Could you copy out all the lines in the material below where the word "movie" occurs?

------------------------------------------------------------

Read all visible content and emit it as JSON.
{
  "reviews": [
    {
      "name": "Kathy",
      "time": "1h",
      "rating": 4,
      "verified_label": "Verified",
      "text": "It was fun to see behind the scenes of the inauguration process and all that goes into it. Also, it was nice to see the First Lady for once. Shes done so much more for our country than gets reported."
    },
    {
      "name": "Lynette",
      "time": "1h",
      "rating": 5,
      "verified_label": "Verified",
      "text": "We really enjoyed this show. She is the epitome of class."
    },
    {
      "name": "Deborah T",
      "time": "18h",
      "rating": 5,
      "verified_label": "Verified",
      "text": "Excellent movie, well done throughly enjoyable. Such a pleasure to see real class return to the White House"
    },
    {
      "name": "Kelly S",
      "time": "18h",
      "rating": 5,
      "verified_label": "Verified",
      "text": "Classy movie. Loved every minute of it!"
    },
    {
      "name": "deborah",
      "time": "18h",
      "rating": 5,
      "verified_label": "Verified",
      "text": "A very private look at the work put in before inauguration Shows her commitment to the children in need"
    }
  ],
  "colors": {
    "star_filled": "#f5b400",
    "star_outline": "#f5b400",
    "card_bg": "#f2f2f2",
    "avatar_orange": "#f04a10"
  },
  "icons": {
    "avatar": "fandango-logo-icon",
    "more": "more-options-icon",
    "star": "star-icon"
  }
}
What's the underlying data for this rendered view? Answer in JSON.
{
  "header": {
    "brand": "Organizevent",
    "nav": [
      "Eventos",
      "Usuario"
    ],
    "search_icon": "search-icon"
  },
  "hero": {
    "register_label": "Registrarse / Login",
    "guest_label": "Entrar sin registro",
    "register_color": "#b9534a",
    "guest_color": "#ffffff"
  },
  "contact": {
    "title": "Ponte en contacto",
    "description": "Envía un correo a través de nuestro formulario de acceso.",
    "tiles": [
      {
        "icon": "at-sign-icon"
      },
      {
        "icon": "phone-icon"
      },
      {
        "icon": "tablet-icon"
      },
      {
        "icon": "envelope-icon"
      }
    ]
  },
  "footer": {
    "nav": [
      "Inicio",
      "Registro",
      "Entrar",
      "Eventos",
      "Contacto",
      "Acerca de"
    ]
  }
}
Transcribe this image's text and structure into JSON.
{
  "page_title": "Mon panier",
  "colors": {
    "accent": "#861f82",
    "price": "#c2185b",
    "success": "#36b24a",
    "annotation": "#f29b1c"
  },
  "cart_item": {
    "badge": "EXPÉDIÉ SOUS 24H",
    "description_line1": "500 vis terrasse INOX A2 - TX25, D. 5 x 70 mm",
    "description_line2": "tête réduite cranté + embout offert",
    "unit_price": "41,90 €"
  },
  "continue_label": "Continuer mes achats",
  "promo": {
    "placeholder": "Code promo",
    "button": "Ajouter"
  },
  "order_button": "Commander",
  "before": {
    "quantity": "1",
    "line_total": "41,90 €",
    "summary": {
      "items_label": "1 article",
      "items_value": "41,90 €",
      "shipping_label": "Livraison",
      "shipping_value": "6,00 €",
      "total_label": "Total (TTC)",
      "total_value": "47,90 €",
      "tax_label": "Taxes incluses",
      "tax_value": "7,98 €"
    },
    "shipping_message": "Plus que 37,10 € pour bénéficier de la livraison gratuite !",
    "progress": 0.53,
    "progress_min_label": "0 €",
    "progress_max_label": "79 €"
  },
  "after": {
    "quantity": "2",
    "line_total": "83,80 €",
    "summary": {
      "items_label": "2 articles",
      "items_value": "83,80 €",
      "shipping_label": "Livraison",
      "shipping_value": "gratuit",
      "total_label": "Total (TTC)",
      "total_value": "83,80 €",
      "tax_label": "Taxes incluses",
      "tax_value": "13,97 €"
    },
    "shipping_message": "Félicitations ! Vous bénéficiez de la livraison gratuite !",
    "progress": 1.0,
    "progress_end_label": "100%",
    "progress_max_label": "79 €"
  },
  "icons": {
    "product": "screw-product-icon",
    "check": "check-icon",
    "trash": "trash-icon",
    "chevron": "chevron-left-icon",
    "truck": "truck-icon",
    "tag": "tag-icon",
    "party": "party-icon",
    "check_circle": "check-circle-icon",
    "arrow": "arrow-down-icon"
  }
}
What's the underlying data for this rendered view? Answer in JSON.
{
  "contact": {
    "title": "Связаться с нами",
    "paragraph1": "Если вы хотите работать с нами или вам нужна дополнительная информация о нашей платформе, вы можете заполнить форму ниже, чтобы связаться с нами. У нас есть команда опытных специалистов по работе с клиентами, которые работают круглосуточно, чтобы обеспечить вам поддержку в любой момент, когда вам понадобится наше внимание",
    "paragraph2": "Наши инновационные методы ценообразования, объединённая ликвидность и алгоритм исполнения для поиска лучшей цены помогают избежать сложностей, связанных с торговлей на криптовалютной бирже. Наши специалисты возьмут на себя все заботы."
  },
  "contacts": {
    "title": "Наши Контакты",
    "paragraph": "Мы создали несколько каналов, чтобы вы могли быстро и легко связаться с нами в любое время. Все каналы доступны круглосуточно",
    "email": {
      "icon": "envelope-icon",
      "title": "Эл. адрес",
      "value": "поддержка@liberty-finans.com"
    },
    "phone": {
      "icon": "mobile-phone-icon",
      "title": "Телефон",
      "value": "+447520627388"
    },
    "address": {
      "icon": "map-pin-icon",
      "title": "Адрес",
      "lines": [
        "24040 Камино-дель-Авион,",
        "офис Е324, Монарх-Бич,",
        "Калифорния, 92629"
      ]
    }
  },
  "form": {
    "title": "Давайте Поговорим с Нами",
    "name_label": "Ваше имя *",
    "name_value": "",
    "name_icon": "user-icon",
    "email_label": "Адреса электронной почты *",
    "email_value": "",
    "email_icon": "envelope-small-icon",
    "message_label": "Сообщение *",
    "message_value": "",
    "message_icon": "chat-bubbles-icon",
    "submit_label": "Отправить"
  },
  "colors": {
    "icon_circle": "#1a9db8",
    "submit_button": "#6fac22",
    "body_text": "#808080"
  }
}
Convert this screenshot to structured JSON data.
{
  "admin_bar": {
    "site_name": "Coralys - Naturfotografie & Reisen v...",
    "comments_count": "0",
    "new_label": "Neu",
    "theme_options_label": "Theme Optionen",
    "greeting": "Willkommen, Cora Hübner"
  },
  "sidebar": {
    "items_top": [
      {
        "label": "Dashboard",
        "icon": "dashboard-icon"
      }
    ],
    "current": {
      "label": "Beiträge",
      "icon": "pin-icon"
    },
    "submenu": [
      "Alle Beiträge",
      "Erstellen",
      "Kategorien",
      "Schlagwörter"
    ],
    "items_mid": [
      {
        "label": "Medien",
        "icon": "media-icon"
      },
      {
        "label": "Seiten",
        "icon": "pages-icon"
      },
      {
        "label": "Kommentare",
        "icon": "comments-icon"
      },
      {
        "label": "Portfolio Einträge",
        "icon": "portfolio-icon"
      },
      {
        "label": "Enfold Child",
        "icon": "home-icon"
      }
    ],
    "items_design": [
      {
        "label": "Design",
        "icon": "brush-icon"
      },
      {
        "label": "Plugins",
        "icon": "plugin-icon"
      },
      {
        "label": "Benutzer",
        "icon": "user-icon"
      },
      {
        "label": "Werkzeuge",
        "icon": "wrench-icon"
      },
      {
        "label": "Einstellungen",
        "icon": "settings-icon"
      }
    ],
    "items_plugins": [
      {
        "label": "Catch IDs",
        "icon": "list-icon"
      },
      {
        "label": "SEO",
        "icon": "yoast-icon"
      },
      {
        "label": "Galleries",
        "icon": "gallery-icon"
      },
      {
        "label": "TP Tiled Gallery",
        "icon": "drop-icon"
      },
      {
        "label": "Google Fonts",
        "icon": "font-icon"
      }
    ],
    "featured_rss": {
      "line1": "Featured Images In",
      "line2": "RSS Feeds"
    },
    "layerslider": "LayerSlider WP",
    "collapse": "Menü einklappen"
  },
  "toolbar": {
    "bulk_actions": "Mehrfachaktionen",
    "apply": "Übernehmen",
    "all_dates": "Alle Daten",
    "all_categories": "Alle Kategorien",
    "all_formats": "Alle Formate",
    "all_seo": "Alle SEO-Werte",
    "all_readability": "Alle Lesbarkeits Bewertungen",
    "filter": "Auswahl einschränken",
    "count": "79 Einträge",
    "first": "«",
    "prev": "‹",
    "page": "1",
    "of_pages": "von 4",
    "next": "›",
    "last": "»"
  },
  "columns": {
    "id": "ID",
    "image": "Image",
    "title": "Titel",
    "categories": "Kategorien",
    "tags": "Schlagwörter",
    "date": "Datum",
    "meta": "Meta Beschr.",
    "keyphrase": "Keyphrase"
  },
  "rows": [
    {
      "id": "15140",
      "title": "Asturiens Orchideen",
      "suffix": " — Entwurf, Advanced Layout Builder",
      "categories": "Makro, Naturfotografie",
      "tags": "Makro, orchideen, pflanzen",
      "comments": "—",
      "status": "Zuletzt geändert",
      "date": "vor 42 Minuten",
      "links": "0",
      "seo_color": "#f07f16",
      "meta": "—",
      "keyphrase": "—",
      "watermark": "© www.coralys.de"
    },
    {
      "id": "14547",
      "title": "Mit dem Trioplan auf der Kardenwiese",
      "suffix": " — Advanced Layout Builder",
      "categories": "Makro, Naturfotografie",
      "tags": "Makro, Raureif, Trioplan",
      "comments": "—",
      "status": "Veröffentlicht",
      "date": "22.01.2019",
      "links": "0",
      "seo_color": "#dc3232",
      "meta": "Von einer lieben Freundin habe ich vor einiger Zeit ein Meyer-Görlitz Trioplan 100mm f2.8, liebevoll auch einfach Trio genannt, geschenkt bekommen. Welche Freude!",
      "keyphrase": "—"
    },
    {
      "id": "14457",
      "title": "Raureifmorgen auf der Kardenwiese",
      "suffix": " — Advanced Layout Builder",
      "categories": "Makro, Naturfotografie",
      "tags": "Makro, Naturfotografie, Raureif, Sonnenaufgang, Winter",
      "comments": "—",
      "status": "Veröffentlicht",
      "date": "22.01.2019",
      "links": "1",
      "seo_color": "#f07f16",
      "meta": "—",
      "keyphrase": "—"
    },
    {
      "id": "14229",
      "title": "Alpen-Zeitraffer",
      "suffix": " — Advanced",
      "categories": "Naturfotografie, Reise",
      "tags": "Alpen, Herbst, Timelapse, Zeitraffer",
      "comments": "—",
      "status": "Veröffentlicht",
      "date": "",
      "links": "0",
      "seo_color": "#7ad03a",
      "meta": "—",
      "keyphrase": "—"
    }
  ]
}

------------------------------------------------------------

_RESULT FOR THIS TASK_.
      "text": "Excellent movie, well done throughly enjoyable. Such a pleasure to see real class return to the White House"
      "text": "Classy movie. Loved every minute of it!"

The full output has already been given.